Nestled in the northern edge of The Berkshires, the Hoosic River valley is one of the most scenic regions in Southern New England. The City of North Adams, Massachusetts, like many historic mill towns, was once a thriving industrial center due in part to its location at the confluence of two swiftly flowing rivers. While the North and South Branch of the Hoosic River had historically been an engine behind the city's economy, these rivers would also flood on occasion and direct flood waters through the city. Given the severity of repeated flood events from the 1920s through the 1940s, the community sought an engineering solution from the U.S. Army Corps of Engineers resulting in 15 foot-high concrete chutes and earthen walls to protect the city from flooding. For over 60 years, their singular function has impaired local riverine ecology and separated the city's residents from one of their greatest assets.

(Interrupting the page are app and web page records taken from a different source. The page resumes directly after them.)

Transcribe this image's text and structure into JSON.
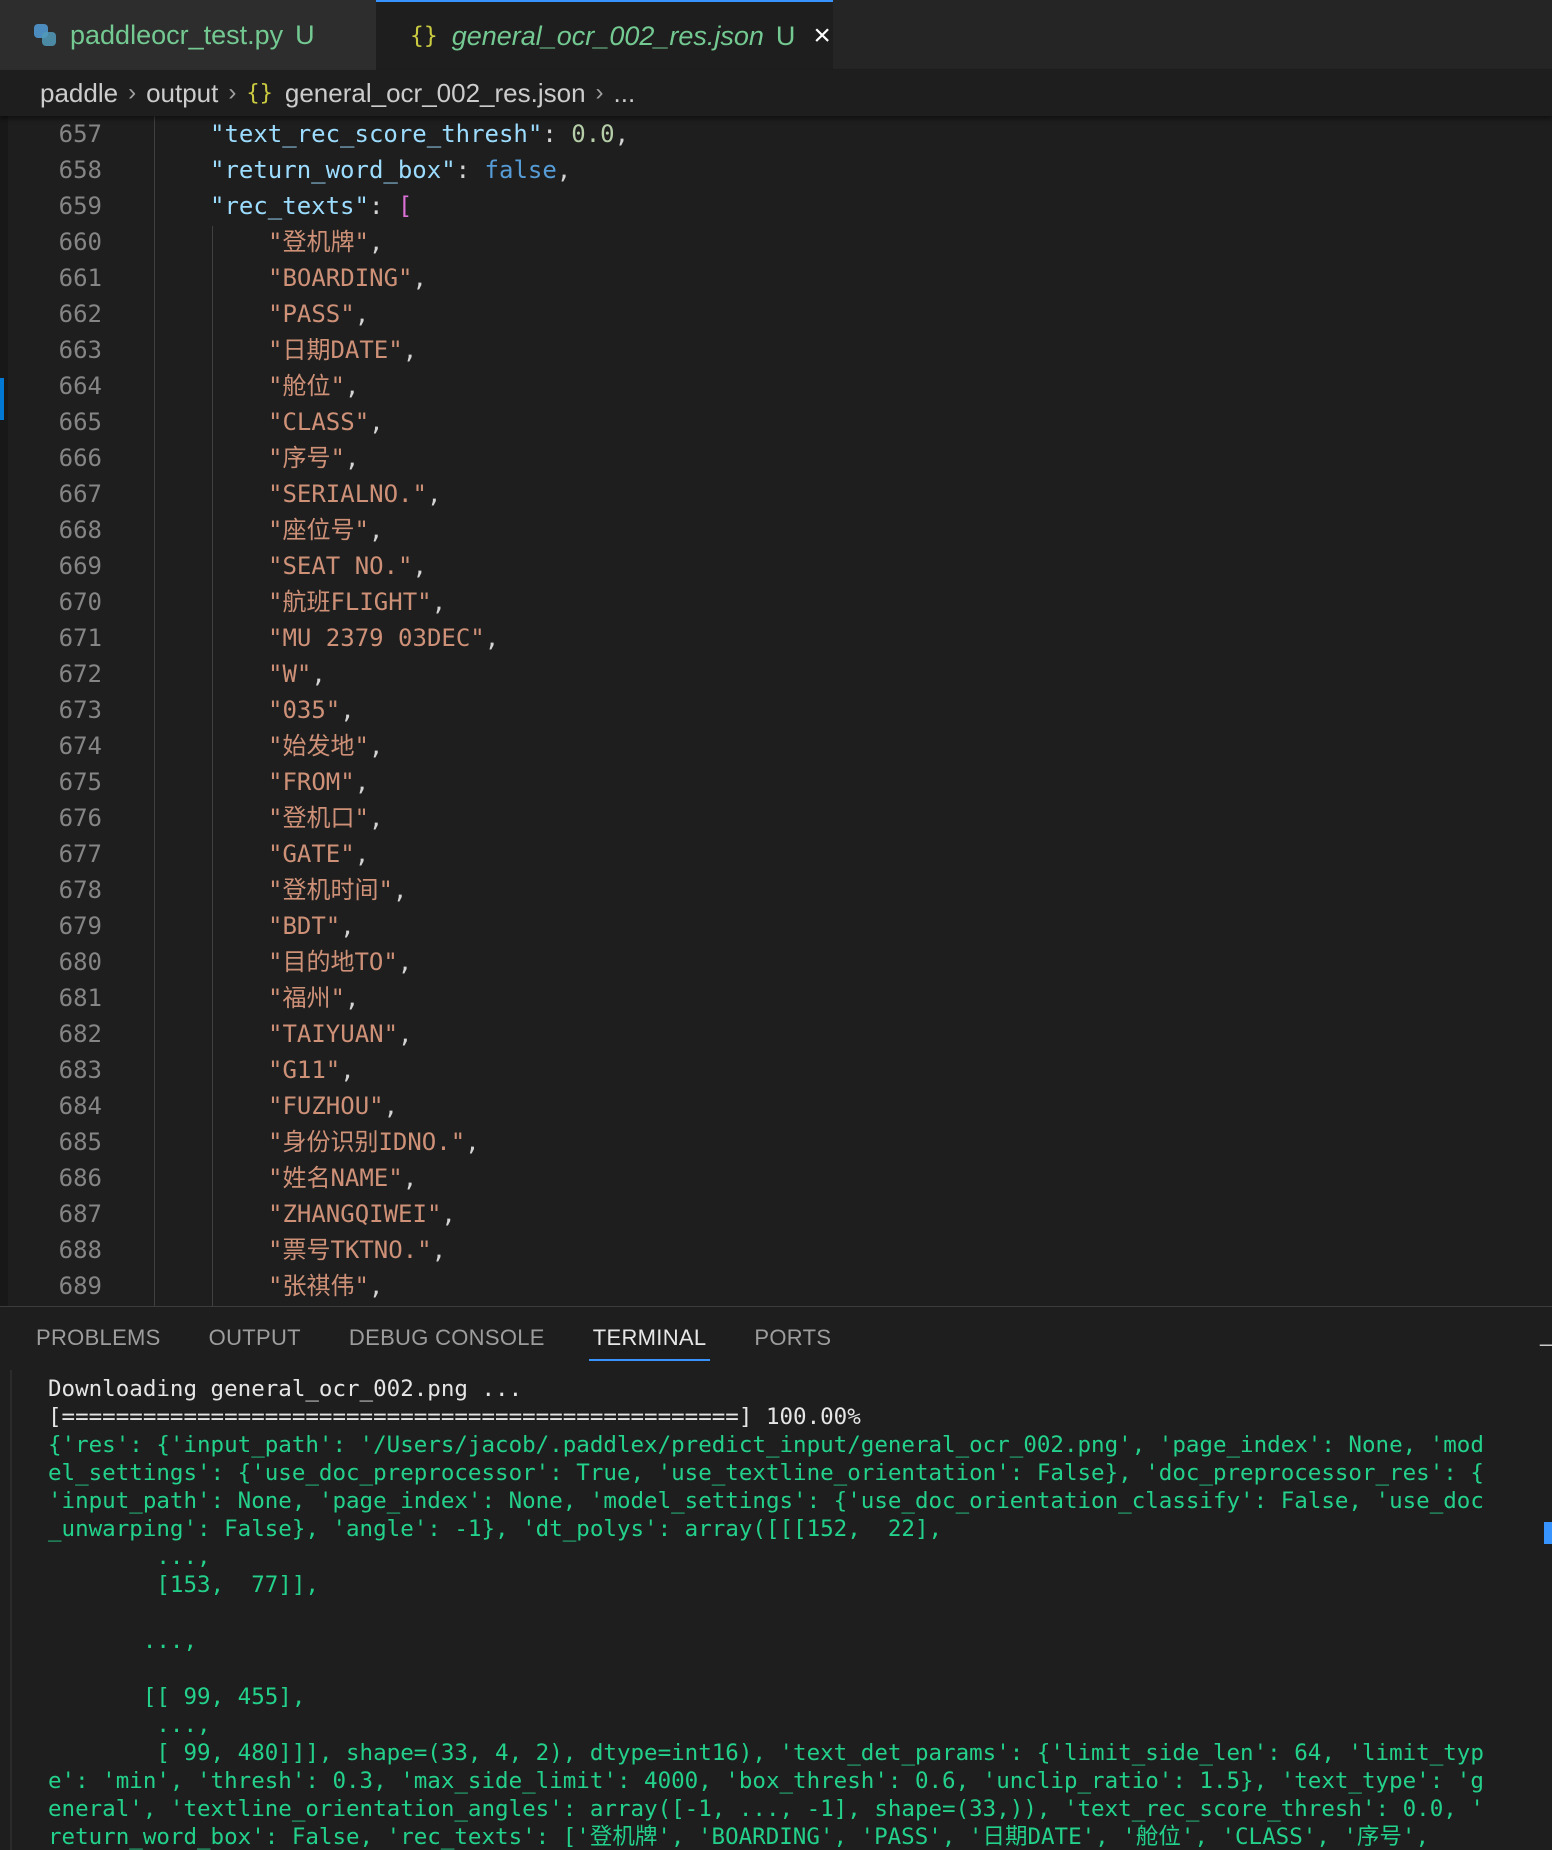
{
  "tabs": [
    {
      "label": "paddleocr_test.py",
      "status": "U",
      "icon": "python-file-icon",
      "active": false
    },
    {
      "label": "general_ocr_002_res.json",
      "status": "U",
      "icon": "json-file-icon",
      "active": true,
      "close": "×"
    }
  ],
  "breadcrumb": {
    "items": [
      "paddle",
      "output",
      "general_ocr_002_res.json",
      "..."
    ],
    "json_glyph": "{}",
    "separator": "›"
  },
  "editor": {
    "lines": [
      {
        "num": "657",
        "key": "\"text_rec_score_thresh\"",
        "colon": ": ",
        "value": "0.0",
        "vtype": "number",
        "tail": ","
      },
      {
        "num": "658",
        "key": "\"return_word_box\"",
        "colon": ": ",
        "value": "false",
        "vtype": "bool",
        "tail": ","
      },
      {
        "num": "659",
        "key": "\"rec_texts\"",
        "colon": ": ",
        "value": "[",
        "vtype": "bracket",
        "tail": ""
      },
      {
        "num": "660",
        "str": "\"登机牌\"",
        "tail": ","
      },
      {
        "num": "661",
        "str": "\"BOARDING\"",
        "tail": ","
      },
      {
        "num": "662",
        "str": "\"PASS\"",
        "tail": ","
      },
      {
        "num": "663",
        "str": "\"日期DATE\"",
        "tail": ","
      },
      {
        "num": "664",
        "str": "\"舱位\"",
        "tail": ","
      },
      {
        "num": "665",
        "str": "\"CLASS\"",
        "tail": ","
      },
      {
        "num": "666",
        "str": "\"序号\"",
        "tail": ","
      },
      {
        "num": "667",
        "str": "\"SERIALNO.\"",
        "tail": ","
      },
      {
        "num": "668",
        "str": "\"座位号\"",
        "tail": ","
      },
      {
        "num": "669",
        "str": "\"SEAT NO.\"",
        "tail": ","
      },
      {
        "num": "670",
        "str": "\"航班FLIGHT\"",
        "tail": ","
      },
      {
        "num": "671",
        "str": "\"MU 2379 03DEC\"",
        "tail": ","
      },
      {
        "num": "672",
        "str": "\"W\"",
        "tail": ","
      },
      {
        "num": "673",
        "str": "\"035\"",
        "tail": ","
      },
      {
        "num": "674",
        "str": "\"始发地\"",
        "tail": ","
      },
      {
        "num": "675",
        "str": "\"FROM\"",
        "tail": ","
      },
      {
        "num": "676",
        "str": "\"登机口\"",
        "tail": ","
      },
      {
        "num": "677",
        "str": "\"GATE\"",
        "tail": ","
      },
      {
        "num": "678",
        "str": "\"登机时间\"",
        "tail": ","
      },
      {
        "num": "679",
        "str": "\"BDT\"",
        "tail": ","
      },
      {
        "num": "680",
        "str": "\"目的地TO\"",
        "tail": ","
      },
      {
        "num": "681",
        "str": "\"福州\"",
        "tail": ","
      },
      {
        "num": "682",
        "str": "\"TAIYUAN\"",
        "tail": ","
      },
      {
        "num": "683",
        "str": "\"G11\"",
        "tail": ","
      },
      {
        "num": "684",
        "str": "\"FUZHOU\"",
        "tail": ","
      },
      {
        "num": "685",
        "str": "\"身份识别IDNO.\"",
        "tail": ","
      },
      {
        "num": "686",
        "str": "\"姓名NAME\"",
        "tail": ","
      },
      {
        "num": "687",
        "str": "\"ZHANGQIWEI\"",
        "tail": ","
      },
      {
        "num": "688",
        "str": "\"票号TKTNO.\"",
        "tail": ","
      },
      {
        "num": "689",
        "str": "\"张祺伟\"",
        "tail": ","
      }
    ]
  },
  "panel": {
    "tabs": [
      "PROBLEMS",
      "OUTPUT",
      "DEBUG CONSOLE",
      "TERMINAL",
      "PORTS"
    ],
    "active_tab": "TERMINAL",
    "more": "–"
  },
  "terminal": {
    "lines": [
      {
        "text": "Downloading general_ocr_002.png ...",
        "color": "white"
      },
      {
        "text": "[==================================================] 100.00%",
        "color": "white"
      },
      {
        "text": "{'res': {'input_path': '/Users/jacob/.paddlex/predict_input/general_ocr_002.png', 'page_index': None, 'mod",
        "color": "green"
      },
      {
        "text": "el_settings': {'use_doc_preprocessor': True, 'use_textline_orientation': False}, 'doc_preprocessor_res': {",
        "color": "green"
      },
      {
        "text": "'input_path': None, 'page_index': None, 'model_settings': {'use_doc_orientation_classify': False, 'use_doc",
        "color": "green"
      },
      {
        "text": "_unwarping': False}, 'angle': -1}, 'dt_polys': array([[[152,  22],",
        "color": "green"
      },
      {
        "text": "        ...,",
        "color": "green"
      },
      {
        "text": "        [153,  77]],",
        "color": "green"
      },
      {
        "text": "",
        "color": "green"
      },
      {
        "text": "       ...,",
        "color": "green"
      },
      {
        "text": "",
        "color": "green"
      },
      {
        "text": "       [[ 99, 455],",
        "color": "green"
      },
      {
        "text": "        ...,",
        "color": "green"
      },
      {
        "text": "        [ 99, 480]]], shape=(33, 4, 2), dtype=int16), 'text_det_params': {'limit_side_len': 64, 'limit_typ",
        "color": "green"
      },
      {
        "text": "e': 'min', 'thresh': 0.3, 'max_side_limit': 4000, 'box_thresh': 0.6, 'unclip_ratio': 1.5}, 'text_type': 'g",
        "color": "green"
      },
      {
        "text": "eneral', 'textline_orientation_angles': array([-1, ..., -1], shape=(33,)), 'text_rec_score_thresh': 0.0, '",
        "color": "green"
      },
      {
        "text": "return_word_box': False, 'rec_texts': ['登机牌', 'BOARDING', 'PASS', '日期DATE', '舱位', 'CLASS', '序号',",
        "color": "green"
      }
    ]
  }
}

Home of the largest contemporary art museum in the United States, the Massachusetts Museum of Contemporary Art (MASS MoCA), North Adams has in recent years become a center for tourism, culture, and recreation. However, the river, which flows through downtown, has inhibited the city's renaissance. Given the advancing age of the chutes, it became time to examine how to restore the river, enhance public access to the water's edge, and rethink its flood protection strategy. Working with the local community-based non-profit Hoosic River Revival and the Massachusetts Department of Ecological Restoration, Sasaki partnered with the award-winning river restoration firm Inter-Fluve to re-envision the Hoosic River through downtown North Adams and advance the community's vision toward future implementation.
Allowing nature to inform design, our restoration strategies capitalize on natural processes—such as reestablishing the river's connection to its historic floodplain, providing a natural 'relief value' for flood waters, improving the riparian habitat, and enhancing access to the river. Reinvented as a river filled with life, both in the channel and along its banks, the plan includes improved habitats for native cold-water species, like brook and brown trout, reimagined recreational facilities, well-planned paths, and a host of other amenities for residents and visitors. These improvements will transform the area while maintaining or exceeding the existing level of flood protection. Based on more ideal river conditions upstream, the goal of the in-channel restoration is to develop, enhance, and reestablish stable riverine habitats, improve water quality, and restore in-stream connectivity. This strategy results in a design that is largely self-maintaining, reducing overall long-term maintenance costs.
The plan for the initial pilot project is rooted in implementation. With the largest amount of publicly owned land available, and the fewest constraints, existing parkland and several vacant city-owned parcels along the South Branch were selected for the design study and permit drawings. The pilot area incorporates many key elements identified as priorities by the community from earlier conversations held to solicit the ideas and dreams of North Adams' residents. The plan celebrates the Hoosic River as a connecting feature through the city, improving access between Main Street, MASS MoCA, Heritage State Park, and the Massachusetts College of Liberal Arts campus. The scenic multi-use trail runs north-south along the entire 1.5 mile length of the South Branch, tying into proposed extensions of the Mohawk and Ashuwillticook recreation trails. As part of a greater vision for North Adams, these efforts complement the numerous, on-going planning and redevelopment efforts throughout the city. Since the inception of this project, Hoosic River Revival has been working closely with the U.S. Army Corps of Engineers officials to facilitate the authorization process. Coupled with a thorough design process and hydraulic modeling of each design phase, the river restoration is expected to be completed in 2020.
The Main Branch of the Chicago River has a long and storied history that in many ways mirrors the development of Chicago itself. Once a meandering marshy stream, the river first became an engineered channel...